◆ DESCRIPTION OF THE TASK
Only lines that contain the word "this" are to be returned from the data below.

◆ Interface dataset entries
[Start of section]
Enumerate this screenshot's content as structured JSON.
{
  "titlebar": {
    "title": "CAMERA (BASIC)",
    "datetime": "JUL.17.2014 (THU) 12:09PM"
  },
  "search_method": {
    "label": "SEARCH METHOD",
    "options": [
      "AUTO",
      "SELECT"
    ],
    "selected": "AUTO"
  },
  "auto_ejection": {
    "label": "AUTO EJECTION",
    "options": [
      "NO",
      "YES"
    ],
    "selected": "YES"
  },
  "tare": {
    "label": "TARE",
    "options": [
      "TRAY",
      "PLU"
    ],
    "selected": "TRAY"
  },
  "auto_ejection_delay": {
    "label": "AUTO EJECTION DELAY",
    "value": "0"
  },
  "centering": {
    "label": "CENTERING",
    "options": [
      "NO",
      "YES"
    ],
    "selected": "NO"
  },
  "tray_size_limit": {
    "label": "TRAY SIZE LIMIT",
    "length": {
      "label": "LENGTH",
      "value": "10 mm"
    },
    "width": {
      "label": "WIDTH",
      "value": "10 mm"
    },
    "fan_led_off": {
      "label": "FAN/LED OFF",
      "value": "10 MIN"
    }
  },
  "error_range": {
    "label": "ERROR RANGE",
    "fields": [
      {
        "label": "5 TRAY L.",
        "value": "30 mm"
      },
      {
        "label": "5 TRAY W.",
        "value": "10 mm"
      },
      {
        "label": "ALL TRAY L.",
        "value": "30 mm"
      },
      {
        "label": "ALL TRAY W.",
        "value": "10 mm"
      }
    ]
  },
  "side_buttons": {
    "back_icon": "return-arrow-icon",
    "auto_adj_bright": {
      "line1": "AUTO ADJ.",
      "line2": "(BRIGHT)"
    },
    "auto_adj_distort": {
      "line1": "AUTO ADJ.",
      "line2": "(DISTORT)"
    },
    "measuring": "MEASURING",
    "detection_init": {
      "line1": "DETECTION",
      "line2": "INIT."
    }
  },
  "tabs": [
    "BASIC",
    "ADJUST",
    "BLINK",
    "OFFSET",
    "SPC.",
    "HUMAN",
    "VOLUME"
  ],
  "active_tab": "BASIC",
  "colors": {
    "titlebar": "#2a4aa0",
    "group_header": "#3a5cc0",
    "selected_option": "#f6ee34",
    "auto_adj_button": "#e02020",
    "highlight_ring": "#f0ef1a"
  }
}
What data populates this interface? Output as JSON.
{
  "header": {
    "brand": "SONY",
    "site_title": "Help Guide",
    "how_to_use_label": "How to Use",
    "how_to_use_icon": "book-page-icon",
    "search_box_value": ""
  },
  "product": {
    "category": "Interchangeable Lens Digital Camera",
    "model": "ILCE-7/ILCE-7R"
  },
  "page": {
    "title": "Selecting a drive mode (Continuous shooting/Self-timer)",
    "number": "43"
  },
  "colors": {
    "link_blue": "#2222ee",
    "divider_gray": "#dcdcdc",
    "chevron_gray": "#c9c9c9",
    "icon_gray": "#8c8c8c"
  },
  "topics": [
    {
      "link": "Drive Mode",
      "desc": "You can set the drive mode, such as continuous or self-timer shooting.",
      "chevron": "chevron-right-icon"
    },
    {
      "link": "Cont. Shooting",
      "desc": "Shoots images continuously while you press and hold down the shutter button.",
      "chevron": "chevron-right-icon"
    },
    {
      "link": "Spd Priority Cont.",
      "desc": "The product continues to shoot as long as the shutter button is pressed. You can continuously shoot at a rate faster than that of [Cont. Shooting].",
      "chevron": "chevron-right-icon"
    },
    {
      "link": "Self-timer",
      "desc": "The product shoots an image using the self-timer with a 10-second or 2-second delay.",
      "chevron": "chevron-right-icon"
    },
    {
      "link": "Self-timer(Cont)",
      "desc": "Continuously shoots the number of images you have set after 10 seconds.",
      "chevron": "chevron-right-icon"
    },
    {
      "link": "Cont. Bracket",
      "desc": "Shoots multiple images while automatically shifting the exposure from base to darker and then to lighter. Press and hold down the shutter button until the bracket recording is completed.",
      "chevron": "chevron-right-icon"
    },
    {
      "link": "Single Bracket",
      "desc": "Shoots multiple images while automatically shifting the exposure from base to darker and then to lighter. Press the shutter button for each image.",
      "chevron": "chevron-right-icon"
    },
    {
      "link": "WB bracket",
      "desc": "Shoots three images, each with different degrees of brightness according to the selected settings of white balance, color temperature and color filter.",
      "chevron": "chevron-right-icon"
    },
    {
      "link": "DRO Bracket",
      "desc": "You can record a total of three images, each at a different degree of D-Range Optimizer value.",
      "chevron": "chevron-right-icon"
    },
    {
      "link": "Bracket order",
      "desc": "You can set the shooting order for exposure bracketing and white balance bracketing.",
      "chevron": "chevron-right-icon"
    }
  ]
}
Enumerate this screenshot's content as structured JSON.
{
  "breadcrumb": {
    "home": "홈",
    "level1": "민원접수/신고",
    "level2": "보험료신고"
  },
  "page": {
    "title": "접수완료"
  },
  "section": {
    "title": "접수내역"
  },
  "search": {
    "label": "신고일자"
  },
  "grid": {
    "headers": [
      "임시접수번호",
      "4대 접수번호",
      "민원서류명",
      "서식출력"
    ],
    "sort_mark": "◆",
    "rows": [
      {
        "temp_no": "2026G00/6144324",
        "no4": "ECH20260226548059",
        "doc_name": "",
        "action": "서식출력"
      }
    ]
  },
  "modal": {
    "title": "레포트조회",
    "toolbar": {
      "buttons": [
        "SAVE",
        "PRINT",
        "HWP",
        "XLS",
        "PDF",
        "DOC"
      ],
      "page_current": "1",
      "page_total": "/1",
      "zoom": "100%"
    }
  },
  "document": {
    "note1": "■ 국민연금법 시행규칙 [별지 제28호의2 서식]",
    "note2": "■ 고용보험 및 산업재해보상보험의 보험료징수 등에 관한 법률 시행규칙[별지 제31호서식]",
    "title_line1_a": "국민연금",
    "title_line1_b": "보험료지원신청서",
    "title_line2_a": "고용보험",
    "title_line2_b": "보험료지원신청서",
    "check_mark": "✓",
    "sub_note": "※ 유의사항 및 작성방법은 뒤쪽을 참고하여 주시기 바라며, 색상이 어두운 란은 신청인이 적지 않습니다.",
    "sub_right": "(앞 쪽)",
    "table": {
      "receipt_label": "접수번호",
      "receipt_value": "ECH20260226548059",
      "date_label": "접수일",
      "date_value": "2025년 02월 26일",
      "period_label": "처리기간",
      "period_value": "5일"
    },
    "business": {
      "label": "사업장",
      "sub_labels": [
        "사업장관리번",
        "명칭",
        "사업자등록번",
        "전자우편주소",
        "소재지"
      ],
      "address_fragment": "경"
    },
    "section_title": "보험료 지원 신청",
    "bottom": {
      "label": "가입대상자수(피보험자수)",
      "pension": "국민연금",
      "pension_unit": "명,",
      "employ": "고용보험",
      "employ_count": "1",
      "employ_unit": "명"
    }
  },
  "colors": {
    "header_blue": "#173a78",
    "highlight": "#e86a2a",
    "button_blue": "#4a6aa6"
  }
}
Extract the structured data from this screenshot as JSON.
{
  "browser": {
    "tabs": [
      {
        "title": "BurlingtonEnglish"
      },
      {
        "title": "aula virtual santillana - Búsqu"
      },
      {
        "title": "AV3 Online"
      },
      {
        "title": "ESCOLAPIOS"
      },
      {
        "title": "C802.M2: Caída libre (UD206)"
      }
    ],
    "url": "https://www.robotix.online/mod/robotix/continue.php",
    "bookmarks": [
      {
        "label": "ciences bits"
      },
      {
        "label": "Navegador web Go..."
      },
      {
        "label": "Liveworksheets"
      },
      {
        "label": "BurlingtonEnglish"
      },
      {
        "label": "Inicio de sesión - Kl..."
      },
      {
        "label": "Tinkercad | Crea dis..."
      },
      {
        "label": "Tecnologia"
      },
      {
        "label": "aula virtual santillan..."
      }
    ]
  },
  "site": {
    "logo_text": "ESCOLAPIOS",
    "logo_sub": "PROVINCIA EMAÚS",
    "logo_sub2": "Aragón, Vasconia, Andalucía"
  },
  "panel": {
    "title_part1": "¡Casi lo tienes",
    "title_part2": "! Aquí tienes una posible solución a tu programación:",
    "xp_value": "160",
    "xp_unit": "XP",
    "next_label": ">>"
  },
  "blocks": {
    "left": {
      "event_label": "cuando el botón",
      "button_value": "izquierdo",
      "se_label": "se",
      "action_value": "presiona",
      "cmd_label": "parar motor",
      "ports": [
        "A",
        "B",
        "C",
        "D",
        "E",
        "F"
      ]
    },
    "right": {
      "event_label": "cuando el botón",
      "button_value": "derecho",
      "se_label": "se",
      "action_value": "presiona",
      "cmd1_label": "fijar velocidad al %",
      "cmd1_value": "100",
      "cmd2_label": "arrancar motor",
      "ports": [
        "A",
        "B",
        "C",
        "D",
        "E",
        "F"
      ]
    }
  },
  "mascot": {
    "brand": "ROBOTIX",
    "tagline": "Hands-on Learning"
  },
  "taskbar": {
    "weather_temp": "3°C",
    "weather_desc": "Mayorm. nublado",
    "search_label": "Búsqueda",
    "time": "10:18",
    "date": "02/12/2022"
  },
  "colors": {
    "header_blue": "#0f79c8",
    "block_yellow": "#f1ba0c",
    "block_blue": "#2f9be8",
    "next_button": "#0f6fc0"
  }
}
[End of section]
◆ YOUR RESPONSE
Enumerate this screenshot's content as structured JSON.
What data populates this interface? Output as JSON.
Enumerate this screenshot's content as structured JSON.
Extract the structured data from this screenshot as JSON.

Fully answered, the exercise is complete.